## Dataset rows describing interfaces
# # # # # # #
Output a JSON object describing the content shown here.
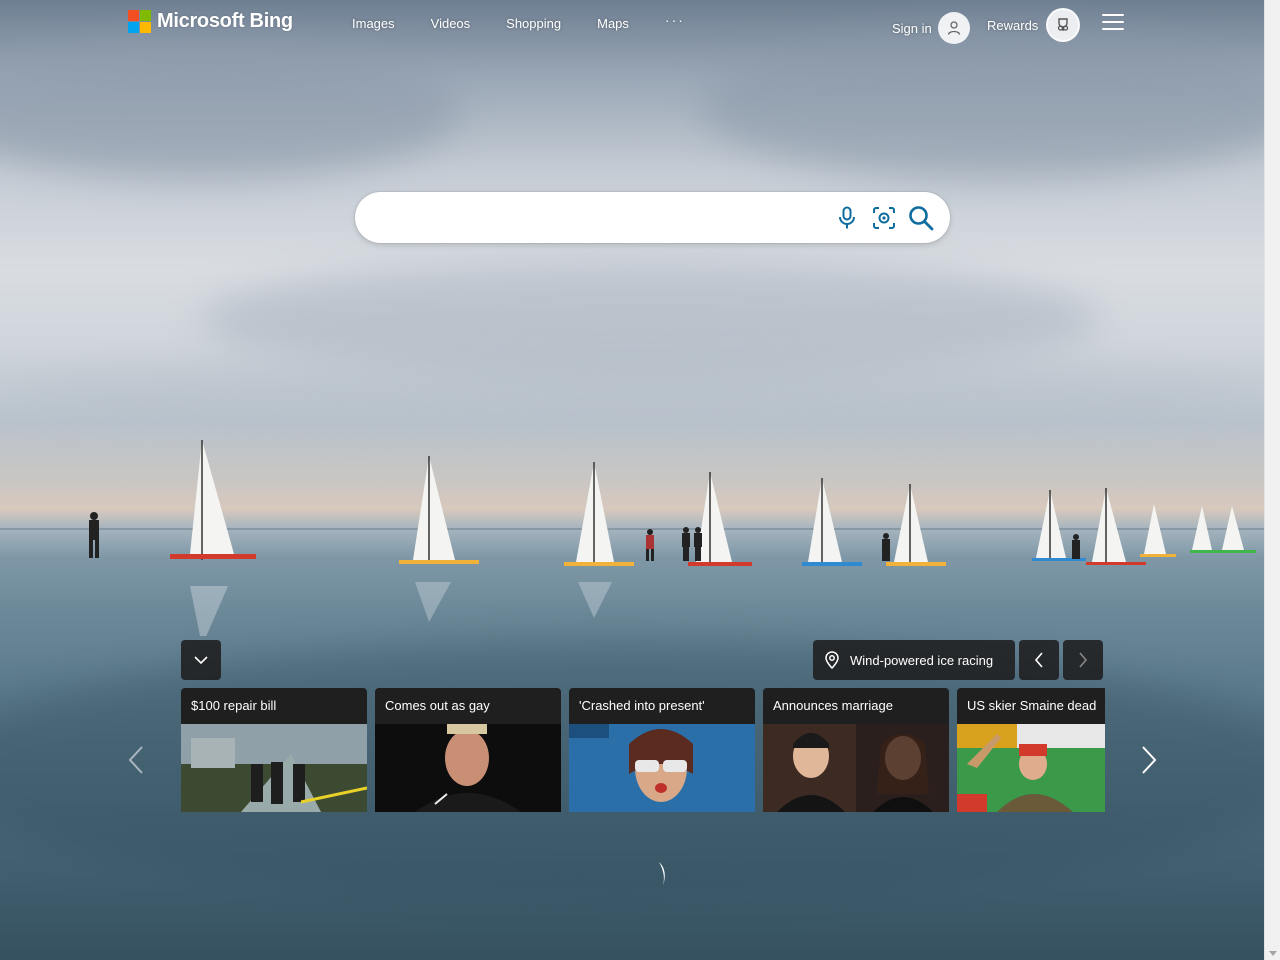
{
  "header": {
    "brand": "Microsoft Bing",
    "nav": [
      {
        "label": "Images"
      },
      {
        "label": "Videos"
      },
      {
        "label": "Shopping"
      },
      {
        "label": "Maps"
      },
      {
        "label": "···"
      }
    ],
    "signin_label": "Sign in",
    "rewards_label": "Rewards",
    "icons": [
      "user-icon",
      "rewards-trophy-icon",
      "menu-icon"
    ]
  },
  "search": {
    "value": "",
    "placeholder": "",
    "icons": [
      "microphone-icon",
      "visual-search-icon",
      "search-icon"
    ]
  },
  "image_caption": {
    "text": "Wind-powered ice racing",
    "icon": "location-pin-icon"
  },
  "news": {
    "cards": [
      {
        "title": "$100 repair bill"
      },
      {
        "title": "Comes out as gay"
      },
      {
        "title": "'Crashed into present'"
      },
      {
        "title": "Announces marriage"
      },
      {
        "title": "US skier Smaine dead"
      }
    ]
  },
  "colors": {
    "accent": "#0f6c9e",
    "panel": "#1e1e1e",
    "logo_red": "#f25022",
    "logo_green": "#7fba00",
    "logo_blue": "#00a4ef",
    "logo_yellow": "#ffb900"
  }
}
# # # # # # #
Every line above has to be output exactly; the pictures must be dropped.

## Answer below
Output a JSON object describing the content shown here.
{
  "header": {
    "brand": "Microsoft Bing",
    "nav": [
      {
        "label": "Images"
      },
      {
        "label": "Videos"
      },
      {
        "label": "Shopping"
      },
      {
        "label": "Maps"
      },
      {
        "label": "···"
      }
    ],
    "signin_label": "Sign in",
    "rewards_label": "Rewards",
    "icons": [
      "user-icon",
      "rewards-trophy-icon",
      "menu-icon"
    ]
  },
  "search": {
    "value": "",
    "placeholder": "",
    "icons": [
      "microphone-icon",
      "visual-search-icon",
      "search-icon"
    ]
  },
  "image_caption": {
    "text": "Wind-powered ice racing",
    "icon": "location-pin-icon"
  },
  "news": {
    "cards": [
      {
        "title": "$100 repair bill"
      },
      {
        "title": "Comes out as gay"
      },
      {
        "title": "'Crashed into present'"
      },
      {
        "title": "Announces marriage"
      },
      {
        "title": "US skier Smaine dead"
      }
    ]
  },
  "colors": {
    "accent": "#0f6c9e",
    "panel": "#1e1e1e",
    "logo_red": "#f25022",
    "logo_green": "#7fba00",
    "logo_blue": "#00a4ef",
    "logo_yellow": "#ffb900"
  }
}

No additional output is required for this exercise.